Note every line in the entries that contains the string "aliquam", and copy it.

== INFORMATION SHOWN ==

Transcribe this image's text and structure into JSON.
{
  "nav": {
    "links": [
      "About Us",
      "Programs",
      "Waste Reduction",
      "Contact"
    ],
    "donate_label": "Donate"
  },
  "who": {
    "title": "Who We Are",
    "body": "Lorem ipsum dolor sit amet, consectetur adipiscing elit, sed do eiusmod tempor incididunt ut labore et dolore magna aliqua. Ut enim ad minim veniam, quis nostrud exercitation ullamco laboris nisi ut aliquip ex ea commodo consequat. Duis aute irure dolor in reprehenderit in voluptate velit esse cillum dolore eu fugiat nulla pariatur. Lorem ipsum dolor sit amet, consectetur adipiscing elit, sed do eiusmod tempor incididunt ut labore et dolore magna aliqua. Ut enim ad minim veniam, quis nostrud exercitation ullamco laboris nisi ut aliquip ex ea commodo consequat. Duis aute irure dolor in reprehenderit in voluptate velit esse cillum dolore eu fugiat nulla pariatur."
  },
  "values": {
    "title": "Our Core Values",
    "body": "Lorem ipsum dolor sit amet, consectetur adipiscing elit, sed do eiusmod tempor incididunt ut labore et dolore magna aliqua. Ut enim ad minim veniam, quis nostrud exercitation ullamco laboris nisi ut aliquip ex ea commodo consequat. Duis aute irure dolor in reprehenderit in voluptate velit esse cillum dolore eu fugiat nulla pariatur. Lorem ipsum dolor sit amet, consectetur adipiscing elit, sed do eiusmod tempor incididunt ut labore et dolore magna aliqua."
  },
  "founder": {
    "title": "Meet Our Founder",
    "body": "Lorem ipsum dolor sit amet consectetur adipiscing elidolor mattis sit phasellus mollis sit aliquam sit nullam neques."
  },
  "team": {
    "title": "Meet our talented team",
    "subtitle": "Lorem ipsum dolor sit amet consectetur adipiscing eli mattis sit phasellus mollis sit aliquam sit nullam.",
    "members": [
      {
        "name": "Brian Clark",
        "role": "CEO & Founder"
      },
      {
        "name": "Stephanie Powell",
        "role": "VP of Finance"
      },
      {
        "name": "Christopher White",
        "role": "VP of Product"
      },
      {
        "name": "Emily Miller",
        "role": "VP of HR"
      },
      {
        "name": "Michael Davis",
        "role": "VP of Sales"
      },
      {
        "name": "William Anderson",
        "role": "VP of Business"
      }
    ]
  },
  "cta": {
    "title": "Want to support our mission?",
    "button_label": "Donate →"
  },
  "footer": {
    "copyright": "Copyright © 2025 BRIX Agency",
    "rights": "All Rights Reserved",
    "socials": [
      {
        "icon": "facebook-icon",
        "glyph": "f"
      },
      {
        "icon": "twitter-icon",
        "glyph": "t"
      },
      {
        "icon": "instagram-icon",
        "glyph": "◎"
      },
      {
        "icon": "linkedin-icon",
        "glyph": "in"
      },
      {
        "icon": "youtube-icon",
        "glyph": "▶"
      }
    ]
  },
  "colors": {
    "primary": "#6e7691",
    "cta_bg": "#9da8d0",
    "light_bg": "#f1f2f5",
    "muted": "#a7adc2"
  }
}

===

#### OUTPUT BELOW
    "body": "Lorem ipsum dolor sit amet consectetur adipiscing elidolor mattis sit phasellus mollis sit aliquam sit nullam neques."
    "subtitle": "Lorem ipsum dolor sit amet consectetur adipiscing eli mattis sit phasellus mollis sit aliquam sit nullam.",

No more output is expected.